Infinidium Power Corp. has announced the launch of its proprietary next-generation data centre cooling and power supply infrastructure, which has the potential to reduce both operating and capital costs by as much as 50 per cent.
The independently verified modular technology, named The Vortex Vacuum Chamber, is believed to be the most efficient data centre cooling system ever designed and is coupled with an extra-low voltage direct current smart nanogrid. The PTC patent-pending configuration utilises biomimicry for heat management and decentralised active battery storage, which enhances adjacent renewable output while drastically lowering electrical conversion losses.
The system eliminates complex cooling infrastructure, generators and other auxiliary equipment which individually can offset all Infinidium capital costs. The systems can be rapidly placed in existing facilities with minimal retrofitting and permitting requirements.
The inner chamber open-air configuration will also enable robotic assembly and operation amongst other innovative enhancements being developed by the Company.
Traditional data centre energy consumption is a major growing global concern as COVID-19 and expansion of the Cloud has created unsustainable new demand. Infinidium technology can potentially achieve the highest FLOPS/Watt output and create the smallest environmental footprint to date.
In a video showcase of the product, Infinidium explains that, as the world becomes more dependent on the cloud, global data centres continue expanding at unprecedented levels.
“It is estimated that up to 50 per cent of the world’s energy production will be required for high-performance computing in the coming decades, while 50 per cent of total energy will be consumed by cooling systems alone. Infinidium solves this critical dilemma with a revolutionary new data centre cooling and power configuration based on biomimicry.”
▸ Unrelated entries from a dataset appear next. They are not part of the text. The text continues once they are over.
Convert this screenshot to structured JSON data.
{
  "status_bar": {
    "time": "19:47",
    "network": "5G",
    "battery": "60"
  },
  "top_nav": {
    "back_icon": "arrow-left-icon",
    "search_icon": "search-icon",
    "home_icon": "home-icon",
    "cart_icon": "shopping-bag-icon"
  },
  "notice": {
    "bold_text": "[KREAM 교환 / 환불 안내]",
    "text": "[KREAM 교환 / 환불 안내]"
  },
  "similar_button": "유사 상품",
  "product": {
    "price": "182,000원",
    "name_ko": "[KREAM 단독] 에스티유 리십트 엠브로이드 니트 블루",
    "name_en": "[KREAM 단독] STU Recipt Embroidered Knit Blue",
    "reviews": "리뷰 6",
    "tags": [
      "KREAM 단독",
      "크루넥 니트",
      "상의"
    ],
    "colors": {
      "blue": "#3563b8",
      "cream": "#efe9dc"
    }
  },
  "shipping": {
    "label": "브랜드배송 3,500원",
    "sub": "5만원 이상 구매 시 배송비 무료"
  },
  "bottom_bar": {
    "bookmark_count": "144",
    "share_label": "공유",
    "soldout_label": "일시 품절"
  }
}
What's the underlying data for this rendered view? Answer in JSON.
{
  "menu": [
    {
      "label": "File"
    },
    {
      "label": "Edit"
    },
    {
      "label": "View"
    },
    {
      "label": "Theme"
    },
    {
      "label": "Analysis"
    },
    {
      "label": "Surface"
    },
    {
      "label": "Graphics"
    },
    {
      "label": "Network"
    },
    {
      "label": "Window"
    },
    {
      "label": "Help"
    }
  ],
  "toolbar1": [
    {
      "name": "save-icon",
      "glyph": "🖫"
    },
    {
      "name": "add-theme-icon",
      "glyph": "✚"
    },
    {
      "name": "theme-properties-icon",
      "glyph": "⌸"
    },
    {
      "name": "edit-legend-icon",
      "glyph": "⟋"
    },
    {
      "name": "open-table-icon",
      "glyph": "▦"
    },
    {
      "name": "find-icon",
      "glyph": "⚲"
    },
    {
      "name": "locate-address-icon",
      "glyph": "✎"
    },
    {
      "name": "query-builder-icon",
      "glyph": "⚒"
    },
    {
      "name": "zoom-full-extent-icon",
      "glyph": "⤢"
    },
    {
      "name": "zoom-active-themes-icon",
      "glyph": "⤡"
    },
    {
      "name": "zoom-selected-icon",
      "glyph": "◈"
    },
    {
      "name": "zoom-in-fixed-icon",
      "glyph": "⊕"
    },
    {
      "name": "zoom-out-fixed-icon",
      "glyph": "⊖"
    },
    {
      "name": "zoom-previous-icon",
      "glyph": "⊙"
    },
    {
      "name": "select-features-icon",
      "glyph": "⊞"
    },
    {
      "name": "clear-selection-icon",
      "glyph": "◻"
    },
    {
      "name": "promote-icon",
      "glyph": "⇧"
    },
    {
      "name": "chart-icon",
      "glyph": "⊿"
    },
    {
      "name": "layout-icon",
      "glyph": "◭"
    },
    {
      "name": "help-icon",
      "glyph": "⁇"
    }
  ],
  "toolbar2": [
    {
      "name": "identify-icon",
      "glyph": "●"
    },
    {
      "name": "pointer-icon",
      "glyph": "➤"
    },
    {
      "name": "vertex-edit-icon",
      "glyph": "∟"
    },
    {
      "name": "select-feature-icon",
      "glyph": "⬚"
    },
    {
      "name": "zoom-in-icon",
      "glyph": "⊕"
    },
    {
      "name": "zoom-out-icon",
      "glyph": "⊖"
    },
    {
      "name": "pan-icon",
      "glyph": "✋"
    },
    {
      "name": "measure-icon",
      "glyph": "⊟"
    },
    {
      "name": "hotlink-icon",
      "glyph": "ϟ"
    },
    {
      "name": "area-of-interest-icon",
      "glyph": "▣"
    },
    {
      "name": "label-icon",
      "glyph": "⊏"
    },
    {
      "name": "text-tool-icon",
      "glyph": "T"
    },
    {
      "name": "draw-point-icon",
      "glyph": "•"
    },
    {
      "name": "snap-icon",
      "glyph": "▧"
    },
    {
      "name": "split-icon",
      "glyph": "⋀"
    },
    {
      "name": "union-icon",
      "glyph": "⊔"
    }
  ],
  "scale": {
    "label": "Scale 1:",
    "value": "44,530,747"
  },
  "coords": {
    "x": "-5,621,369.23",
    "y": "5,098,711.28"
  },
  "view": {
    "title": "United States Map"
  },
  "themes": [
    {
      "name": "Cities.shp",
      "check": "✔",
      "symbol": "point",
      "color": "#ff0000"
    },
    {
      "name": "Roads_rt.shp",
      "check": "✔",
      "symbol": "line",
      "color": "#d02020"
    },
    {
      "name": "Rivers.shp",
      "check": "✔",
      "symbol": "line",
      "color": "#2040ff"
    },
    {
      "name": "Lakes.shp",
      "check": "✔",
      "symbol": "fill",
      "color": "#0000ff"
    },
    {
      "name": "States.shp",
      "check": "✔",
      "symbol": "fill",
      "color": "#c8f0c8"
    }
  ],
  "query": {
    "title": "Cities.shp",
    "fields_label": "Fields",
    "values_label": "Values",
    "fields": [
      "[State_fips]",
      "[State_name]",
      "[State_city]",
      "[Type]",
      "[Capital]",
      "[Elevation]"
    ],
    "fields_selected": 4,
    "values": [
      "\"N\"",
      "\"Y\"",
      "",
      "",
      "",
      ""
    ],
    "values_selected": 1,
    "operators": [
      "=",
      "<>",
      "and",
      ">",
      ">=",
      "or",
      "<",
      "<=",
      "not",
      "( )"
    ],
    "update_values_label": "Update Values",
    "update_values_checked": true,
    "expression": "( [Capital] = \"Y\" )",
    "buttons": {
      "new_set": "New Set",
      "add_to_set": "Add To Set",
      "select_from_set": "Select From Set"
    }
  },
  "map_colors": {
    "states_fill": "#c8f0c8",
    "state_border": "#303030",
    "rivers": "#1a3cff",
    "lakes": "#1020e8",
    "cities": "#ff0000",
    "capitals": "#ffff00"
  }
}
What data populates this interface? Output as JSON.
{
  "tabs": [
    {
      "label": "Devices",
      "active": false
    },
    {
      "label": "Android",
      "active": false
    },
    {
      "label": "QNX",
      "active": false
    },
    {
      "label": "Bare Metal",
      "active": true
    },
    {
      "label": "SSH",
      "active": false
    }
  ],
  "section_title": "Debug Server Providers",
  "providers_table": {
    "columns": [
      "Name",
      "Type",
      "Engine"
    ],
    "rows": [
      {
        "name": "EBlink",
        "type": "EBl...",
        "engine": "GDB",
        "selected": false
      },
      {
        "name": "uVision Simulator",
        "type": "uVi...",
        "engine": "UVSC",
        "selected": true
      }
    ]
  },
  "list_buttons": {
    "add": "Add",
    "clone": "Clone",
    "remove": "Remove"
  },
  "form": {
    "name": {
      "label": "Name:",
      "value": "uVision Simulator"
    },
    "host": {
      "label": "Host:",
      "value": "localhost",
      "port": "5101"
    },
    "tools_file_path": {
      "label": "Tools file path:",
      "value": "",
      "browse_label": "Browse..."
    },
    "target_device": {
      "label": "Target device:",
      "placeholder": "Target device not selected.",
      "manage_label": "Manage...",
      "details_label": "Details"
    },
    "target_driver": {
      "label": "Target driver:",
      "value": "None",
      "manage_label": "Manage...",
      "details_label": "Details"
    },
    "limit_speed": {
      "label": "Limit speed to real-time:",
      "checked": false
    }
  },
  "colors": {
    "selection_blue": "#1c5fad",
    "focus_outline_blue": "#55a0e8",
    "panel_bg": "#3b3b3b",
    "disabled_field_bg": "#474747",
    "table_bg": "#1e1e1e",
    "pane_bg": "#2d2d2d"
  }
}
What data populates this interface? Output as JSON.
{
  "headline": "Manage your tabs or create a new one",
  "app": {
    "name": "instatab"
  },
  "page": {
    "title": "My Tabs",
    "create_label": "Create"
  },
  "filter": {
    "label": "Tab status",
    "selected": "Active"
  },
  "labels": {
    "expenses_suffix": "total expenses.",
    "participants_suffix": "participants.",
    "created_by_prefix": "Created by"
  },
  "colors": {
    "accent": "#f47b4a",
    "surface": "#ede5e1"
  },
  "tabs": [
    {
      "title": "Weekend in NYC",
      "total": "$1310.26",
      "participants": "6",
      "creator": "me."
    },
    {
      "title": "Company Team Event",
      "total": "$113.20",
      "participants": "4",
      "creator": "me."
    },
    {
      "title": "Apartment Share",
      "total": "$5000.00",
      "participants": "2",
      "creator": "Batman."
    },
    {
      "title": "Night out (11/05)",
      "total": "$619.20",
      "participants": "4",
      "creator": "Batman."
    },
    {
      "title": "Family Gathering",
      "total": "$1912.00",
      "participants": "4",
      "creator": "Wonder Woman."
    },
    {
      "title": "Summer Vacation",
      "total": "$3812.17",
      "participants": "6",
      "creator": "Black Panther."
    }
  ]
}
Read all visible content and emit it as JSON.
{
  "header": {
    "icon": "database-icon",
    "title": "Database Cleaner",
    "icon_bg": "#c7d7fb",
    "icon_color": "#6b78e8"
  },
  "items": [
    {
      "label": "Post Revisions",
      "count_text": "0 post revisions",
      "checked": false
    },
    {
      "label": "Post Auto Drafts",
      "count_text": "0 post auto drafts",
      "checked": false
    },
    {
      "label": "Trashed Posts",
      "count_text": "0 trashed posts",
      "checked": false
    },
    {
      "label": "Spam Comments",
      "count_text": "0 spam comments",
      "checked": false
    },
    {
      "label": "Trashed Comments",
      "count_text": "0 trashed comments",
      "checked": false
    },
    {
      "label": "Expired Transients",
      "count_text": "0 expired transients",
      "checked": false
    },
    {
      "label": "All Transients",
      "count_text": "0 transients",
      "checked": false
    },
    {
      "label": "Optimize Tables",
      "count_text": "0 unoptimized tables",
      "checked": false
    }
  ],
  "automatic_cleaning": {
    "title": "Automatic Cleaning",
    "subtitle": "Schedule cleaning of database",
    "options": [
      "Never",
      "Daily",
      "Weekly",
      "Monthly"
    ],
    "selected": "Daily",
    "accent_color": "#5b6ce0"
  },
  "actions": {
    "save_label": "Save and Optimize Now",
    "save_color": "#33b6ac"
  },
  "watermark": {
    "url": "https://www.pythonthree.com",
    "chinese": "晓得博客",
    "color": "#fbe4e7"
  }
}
The company is actively seeking strategic alliances and capital partners for the mass deployment of the technology, and are also seeking to build a major cloud data centre hub in Calgary, Canada, which will consist of state-of-the-art IT infrastructure, low-cost energy, vacant real-estate and low outdoor temperatures.